The medical industry has known for a long time how to create a doctor. Lots of knowledge and books, but lots of stressful learning on the job in a teaching hospital is required as well. They call it residency. My son was born at a teaching hospital. The doctor had anywhere from three to six young and energetic residents following him around as I recall. I heard Dr.Gregory Ozark of Loyola University say in a seminar once, “there are great hospitals and there are great teaching hospitals…just don’t get the two confused.” The same is true of churches and we should embrace the medical industry model of this on a wide scale.
Your church should become a teaching church if you answer yes to the following questions:
// Is our church advancing? (not just getting bigger but actually seeing conversion growth)
// Is our church a place where I believe someone could learn best practices for ministry?
// Do I have a staff member who has proven they are a developer of people?
Let’s face it, you can talk about it, write curriculum, and try and engineer out all of the issues, but guess what you’ll be doing at the end of the first year of residency?
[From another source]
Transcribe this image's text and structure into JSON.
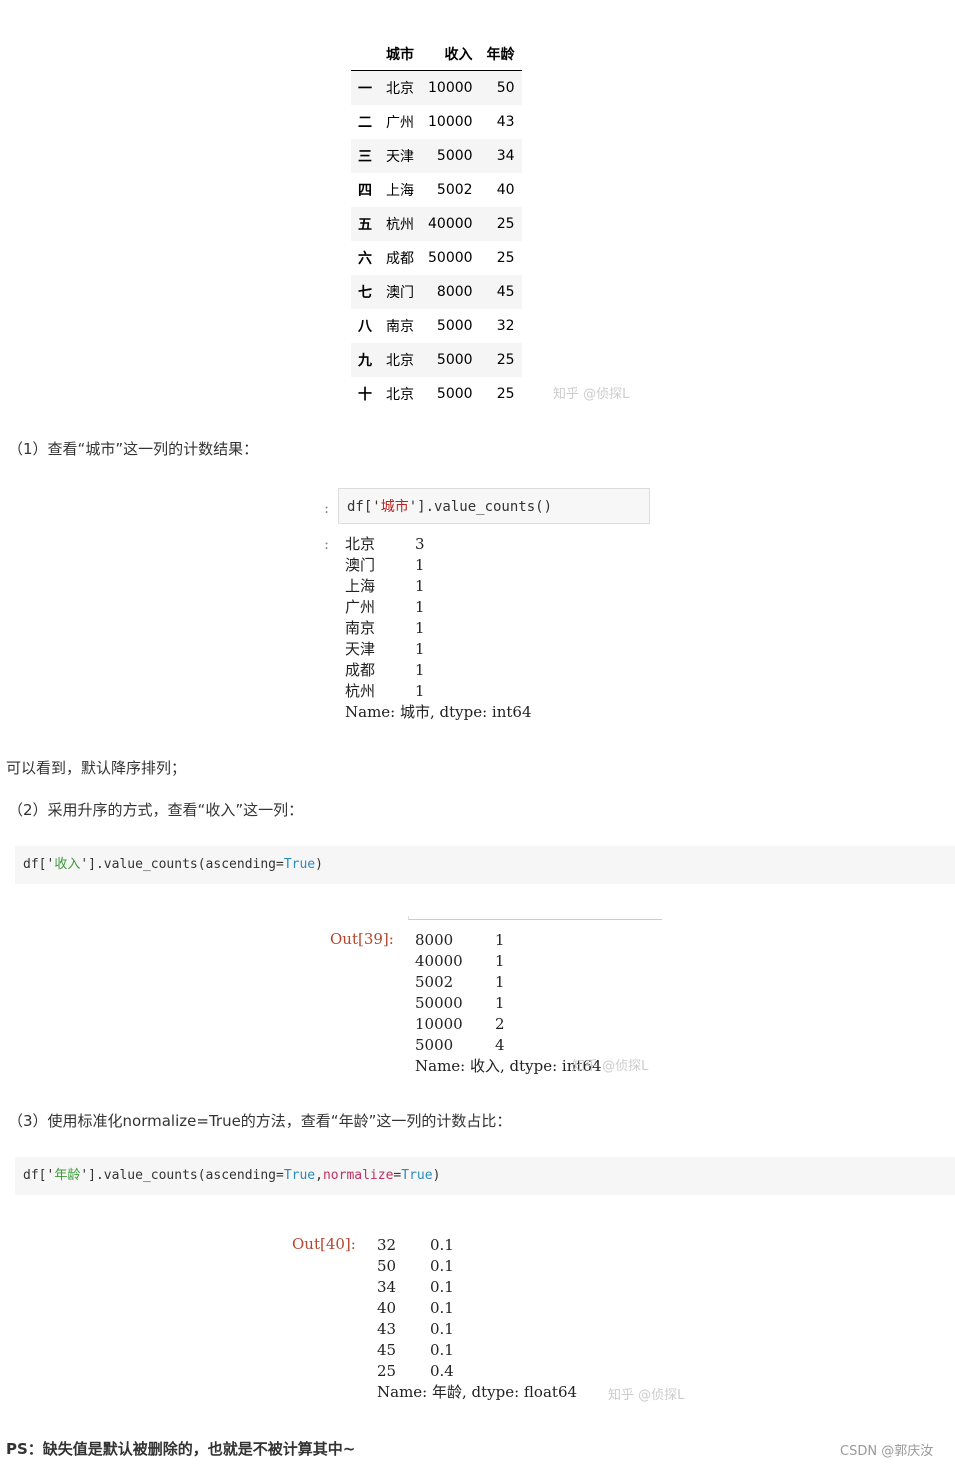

Changing and tweaking it! So, don’t spend too much time on isolated development because you will have gaps. Gaps are ok.That’s where you learn what not to do next year.
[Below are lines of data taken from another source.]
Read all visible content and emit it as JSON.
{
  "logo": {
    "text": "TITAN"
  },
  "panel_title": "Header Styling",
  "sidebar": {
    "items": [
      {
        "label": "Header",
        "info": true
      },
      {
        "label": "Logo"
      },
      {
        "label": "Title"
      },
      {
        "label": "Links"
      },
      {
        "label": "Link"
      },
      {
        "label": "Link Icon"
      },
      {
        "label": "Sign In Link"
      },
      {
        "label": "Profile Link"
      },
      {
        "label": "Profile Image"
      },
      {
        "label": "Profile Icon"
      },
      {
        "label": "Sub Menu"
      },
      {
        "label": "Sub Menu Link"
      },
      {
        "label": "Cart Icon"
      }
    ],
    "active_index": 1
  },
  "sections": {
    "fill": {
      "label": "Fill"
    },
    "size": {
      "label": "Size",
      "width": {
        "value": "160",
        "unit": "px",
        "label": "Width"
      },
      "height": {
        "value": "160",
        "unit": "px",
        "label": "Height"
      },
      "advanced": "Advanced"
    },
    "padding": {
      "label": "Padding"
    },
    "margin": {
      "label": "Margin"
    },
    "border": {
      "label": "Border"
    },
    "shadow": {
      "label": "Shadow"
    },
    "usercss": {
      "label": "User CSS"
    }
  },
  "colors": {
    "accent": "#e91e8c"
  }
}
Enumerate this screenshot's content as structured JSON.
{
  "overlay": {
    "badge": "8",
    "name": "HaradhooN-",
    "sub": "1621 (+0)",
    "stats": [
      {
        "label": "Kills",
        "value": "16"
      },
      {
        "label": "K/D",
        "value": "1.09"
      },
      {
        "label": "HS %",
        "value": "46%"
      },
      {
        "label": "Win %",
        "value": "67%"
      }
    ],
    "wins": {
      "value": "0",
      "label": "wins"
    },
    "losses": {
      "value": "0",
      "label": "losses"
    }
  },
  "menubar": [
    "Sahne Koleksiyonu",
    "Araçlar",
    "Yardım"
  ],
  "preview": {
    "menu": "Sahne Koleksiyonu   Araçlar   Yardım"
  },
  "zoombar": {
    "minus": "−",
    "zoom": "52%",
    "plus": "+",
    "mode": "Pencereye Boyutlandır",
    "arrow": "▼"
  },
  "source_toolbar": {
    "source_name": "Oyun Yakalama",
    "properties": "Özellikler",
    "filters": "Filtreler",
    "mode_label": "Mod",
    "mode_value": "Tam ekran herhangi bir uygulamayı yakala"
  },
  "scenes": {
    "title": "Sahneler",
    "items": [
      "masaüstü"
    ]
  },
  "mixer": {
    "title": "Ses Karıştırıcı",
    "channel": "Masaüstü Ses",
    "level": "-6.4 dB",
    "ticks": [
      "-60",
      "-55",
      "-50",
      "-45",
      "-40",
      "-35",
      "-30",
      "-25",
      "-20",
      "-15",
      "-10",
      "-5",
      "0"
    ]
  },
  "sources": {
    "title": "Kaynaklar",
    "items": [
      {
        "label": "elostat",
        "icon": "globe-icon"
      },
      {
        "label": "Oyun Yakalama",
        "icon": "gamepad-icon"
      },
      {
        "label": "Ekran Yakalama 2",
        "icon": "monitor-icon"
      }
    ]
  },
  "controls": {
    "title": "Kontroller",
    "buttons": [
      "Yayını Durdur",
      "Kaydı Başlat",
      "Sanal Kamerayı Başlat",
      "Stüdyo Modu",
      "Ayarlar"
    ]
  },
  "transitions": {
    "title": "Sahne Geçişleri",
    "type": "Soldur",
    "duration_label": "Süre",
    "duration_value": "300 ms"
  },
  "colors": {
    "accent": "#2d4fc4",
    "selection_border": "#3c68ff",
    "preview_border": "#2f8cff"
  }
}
Church Leadership Residency is a journey. It’s one leader coaching a younger leader on how to navigate ministry. Education is linear but experience is fluid and will be forever changing based on temperament and personality of those involved.
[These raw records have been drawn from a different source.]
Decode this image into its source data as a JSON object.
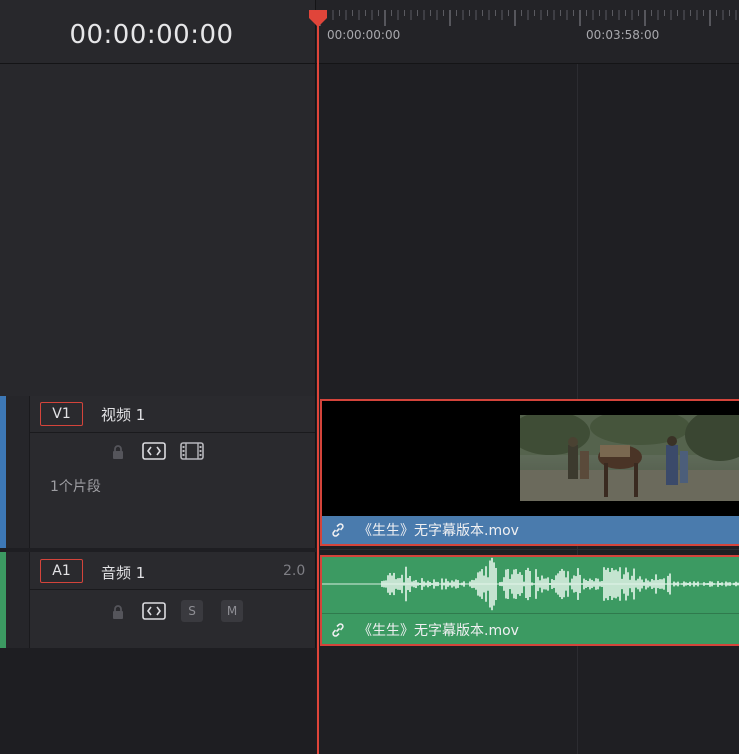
{
  "header": {
    "timecode": "00:00:00:00"
  },
  "ruler": {
    "labels": [
      "00:00:00:00",
      "00:03:58:00"
    ]
  },
  "video_track": {
    "id": "V1",
    "name": "视频 1",
    "clip_count": "1个片段",
    "color": "#3d78b6",
    "icons": [
      "lock-icon",
      "auto-select-icon",
      "film-strip-icon"
    ],
    "clip": {
      "label": "《生生》无字幕版本.mov",
      "color": "#4a7bad"
    }
  },
  "audio_track": {
    "id": "A1",
    "name": "音频 1",
    "channels": "2.0",
    "color": "#3c9a62",
    "icons": [
      "lock-icon",
      "auto-select-icon"
    ],
    "solo_label": "S",
    "mute_label": "M",
    "clip": {
      "label": "《生生》无字幕版本.mov",
      "color": "#3c9a62"
    }
  },
  "colors": {
    "playhead": "#e0453a",
    "selection": "#d4443b"
  }
}
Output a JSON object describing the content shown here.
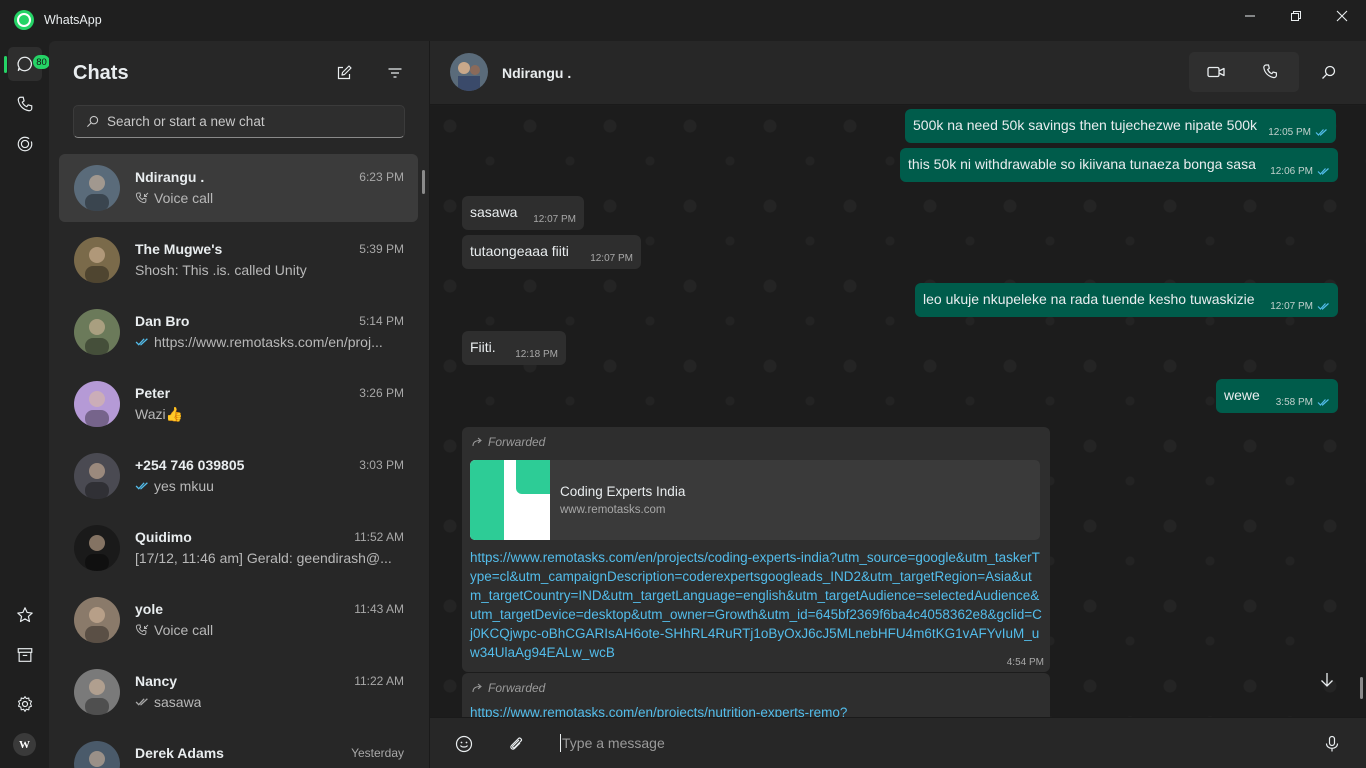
{
  "window": {
    "title": "WhatsApp"
  },
  "rail": {
    "unread_badge": "80",
    "profile_initials": "W"
  },
  "chatlist": {
    "heading": "Chats",
    "search_placeholder": "Search or start a new chat",
    "chats": [
      {
        "name": "Ndirangu .",
        "time": "6:23 PM",
        "preview": "Voice call",
        "preview_icon": "incoming-call-icon",
        "avatar_color": "#5a6b7a"
      },
      {
        "name": "The Mugwe's",
        "time": "5:39 PM",
        "preview": "Shosh: This .is. called  Unity",
        "preview_icon": "",
        "avatar_color": "#7a6a4a"
      },
      {
        "name": "Dan Bro",
        "time": "5:14 PM",
        "preview": "https://www.remotasks.com/en/proj...",
        "preview_icon": "double-tick-icon",
        "avatar_color": "#6b7a5a"
      },
      {
        "name": "Peter",
        "time": "3:26 PM",
        "preview": "Wazi👍",
        "preview_icon": "",
        "avatar_color": "#b59ad6"
      },
      {
        "name": "+254 746 039805",
        "time": "3:03 PM",
        "preview": "yes mkuu",
        "preview_icon": "double-tick-icon",
        "avatar_color": "#4a4a52"
      },
      {
        "name": "Quidimo",
        "time": "11:52 AM",
        "preview": "[17/12, 11:46 am] Gerald: geendirash@...",
        "preview_icon": "",
        "avatar_color": "#1a1a1a"
      },
      {
        "name": "yole",
        "time": "11:43 AM",
        "preview": "Voice call",
        "preview_icon": "incoming-call-icon",
        "avatar_color": "#8a7a6a"
      },
      {
        "name": "Nancy",
        "time": "11:22 AM",
        "preview": "sasawa",
        "preview_icon": "double-tick-grey-icon",
        "avatar_color": "#7a7a7a"
      },
      {
        "name": "Derek Adams",
        "time": "Yesterday",
        "preview": "",
        "preview_icon": "",
        "avatar_color": "#4a5a6a"
      }
    ]
  },
  "conversation": {
    "contact_name": "Ndirangu .",
    "messages": [
      {
        "dir": "out",
        "text": "500k na need 50k savings then tujechezwe nipate 500k",
        "time": "12:05 PM"
      },
      {
        "dir": "out",
        "text": "this 50k ni withdrawable so ikiivana tunaeza bonga sasa",
        "time": "12:06 PM"
      },
      {
        "dir": "in",
        "text": "sasawa",
        "time": "12:07 PM"
      },
      {
        "dir": "in",
        "text": "tutaongeaaa fiiti",
        "time": "12:07 PM"
      },
      {
        "dir": "out",
        "text": "leo ukuje nkupeleke na rada tuende kesho tuwaskizie",
        "time": "12:07 PM"
      },
      {
        "dir": "in",
        "text": "Fiiti.",
        "time": "12:18 PM"
      },
      {
        "dir": "out",
        "text": "wewe",
        "time": "3:58 PM"
      }
    ],
    "forwarded_label": "Forwarded",
    "link_card": {
      "title": "Coding Experts India",
      "domain": "www.remotasks.com"
    },
    "forwarded_link": "https://www.remotasks.com/en/projects/coding-experts-india?utm_source=google&utm_taskerType=cl&utm_campaignDescription=coderexpertsgoogleads_IND2&utm_targetRegion=Asia&utm_targetCountry=IND&utm_targetLanguage=english&utm_targetAudience=selectedAudience&utm_targetDevice=desktop&utm_owner=Growth&utm_id=645bf2369f6ba4c4058362e8&gclid=Cj0KCQjwpc-oBhCGARIsAH6ote-SHhRL4RuRTj1oByOxJ6cJ5MLnebHFU4m6tKG1vAFYvIuM_uw34UlaAg94EALw_wcB",
    "forwarded_time": "4:54 PM",
    "second_forwarded_link": "https://www.remotasks.com/en/projects/nutrition-experts-remo?",
    "composer_placeholder": "Type a message"
  },
  "colors": {
    "accent": "#25d366",
    "outgoing_bubble": "#005c4b",
    "incoming_bubble": "#2e2e2e",
    "link": "#53bdeb"
  }
}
Since “activator” is in my top five of Strength Finders, allow me to help push the topic by offering simple concepts of how to do get a residency going:
1. Start Small. I think one idea that keeps churches locked up on this topic is that they study marque residency programs at massive churches (there are a couple out there & we need dozens more of these) that have been running for a decade or more, and they know they can’t do that.
Here’s my encouragement: start with ONE resident. See if you can form best practices and take great notes for the future.
2. Find Partnerships, Coaches, and Models. Go checkout 12stone in Atlanta, CCV or Central Christian in Phoenix, and Gateway in Dallas. These are all great examples. Be inspired by them. Don’t try to be them your first five years. I’m personally working on LeadershipPathway.org and it’s our vision to see a thousand churches of a thousand with a thousand residents some day.
3. Choose the Developer & Avoid the Need. If your average church attendance is around 1250 (give or take 500 people) you probably have somewhere around ten to thirteen full time employees on the team. Some of these team mates are killing it, and some probably need help in their week-to-week ministry.
My advice is to identify the staff member who has proven to be a developer of people and start there. This may be the strongest/best looking department on the team, which may cause questions.
Remember: you must want more for the resident than from the resident. This is not about helping out a weak ministry.
Here’s the reality: all day everyday folks like me are in conversations with churches of 150 to 15,000 who cannot find what they are looking for in their next hire. Disruptive change in how we prepare next leaders is a critical need in the Kingdom with no short fixes.
Don’t put this off another year. Like a lot of leadership moves you’ve made…you’ll never actually be “ready.” This will take a small risk with a lot of vision, but together we can do it.
About Dave Miller -
Dave Miller spent fourteen years as a Creative Arts Pastor. The people he worked with were as diverse as the places he lived: Kentucky, Vegas, and Michigan. Through these experiences he learned that there’s nothing like the power of a local church on mission to advance the Kingdom.
For the past fourteen years he has traveled the country helping churches, and helping friends who help churches. He resides in Denver with his wife, Kristin, who is the co- founder of LeadershipPathway.org His heart is to help others call a generation to effective local church ministry.
He can be found at email@example.com and on twitter at @davemillerLp